→ Records shown:
=== Begin Enclosure ===

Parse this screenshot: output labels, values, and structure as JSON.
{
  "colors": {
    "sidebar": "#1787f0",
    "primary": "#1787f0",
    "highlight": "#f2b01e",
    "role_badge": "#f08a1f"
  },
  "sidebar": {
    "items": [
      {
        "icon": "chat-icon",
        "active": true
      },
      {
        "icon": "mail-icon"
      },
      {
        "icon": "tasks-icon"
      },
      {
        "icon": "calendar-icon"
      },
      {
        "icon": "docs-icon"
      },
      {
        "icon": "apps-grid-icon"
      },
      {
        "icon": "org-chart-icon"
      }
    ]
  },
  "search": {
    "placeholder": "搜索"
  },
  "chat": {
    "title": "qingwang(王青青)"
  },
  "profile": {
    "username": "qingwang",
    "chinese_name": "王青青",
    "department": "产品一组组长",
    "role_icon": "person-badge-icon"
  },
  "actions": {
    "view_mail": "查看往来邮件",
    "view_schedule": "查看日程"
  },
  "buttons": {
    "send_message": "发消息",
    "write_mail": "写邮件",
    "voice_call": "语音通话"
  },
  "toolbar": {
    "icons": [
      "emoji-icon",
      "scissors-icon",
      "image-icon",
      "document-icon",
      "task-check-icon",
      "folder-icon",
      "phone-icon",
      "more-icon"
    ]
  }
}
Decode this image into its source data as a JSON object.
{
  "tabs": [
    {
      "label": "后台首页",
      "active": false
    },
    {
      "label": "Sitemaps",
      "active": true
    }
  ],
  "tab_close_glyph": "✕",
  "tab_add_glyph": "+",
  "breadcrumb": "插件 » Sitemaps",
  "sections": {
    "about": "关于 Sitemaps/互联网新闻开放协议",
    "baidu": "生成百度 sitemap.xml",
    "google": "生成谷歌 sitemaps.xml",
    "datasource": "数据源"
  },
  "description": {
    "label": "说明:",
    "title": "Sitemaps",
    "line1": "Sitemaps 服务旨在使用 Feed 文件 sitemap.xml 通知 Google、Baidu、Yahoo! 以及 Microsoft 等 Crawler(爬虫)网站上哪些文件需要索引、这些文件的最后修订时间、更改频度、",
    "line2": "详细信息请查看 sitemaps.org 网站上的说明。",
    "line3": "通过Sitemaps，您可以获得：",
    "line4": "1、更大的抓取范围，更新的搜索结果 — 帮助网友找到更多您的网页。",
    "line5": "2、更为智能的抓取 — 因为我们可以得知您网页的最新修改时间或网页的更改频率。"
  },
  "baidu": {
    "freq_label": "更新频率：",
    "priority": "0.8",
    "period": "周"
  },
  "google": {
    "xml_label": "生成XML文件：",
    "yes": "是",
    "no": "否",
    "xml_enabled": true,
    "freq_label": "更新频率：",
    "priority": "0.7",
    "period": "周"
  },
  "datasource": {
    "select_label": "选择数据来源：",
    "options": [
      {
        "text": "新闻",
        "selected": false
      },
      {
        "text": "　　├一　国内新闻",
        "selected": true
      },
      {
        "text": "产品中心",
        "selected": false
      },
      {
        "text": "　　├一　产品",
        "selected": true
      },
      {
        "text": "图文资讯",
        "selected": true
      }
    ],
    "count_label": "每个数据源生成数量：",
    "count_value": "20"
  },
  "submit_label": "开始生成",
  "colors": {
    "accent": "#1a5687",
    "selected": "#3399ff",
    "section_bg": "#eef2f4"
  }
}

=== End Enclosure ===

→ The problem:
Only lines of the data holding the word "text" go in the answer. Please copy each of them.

→ Written response:
        "text": "新闻",
        "text": "　　├一　国内新闻",
        "text": "产品中心",
        "text": "　　├一　产品",
        "text": "图文资讯",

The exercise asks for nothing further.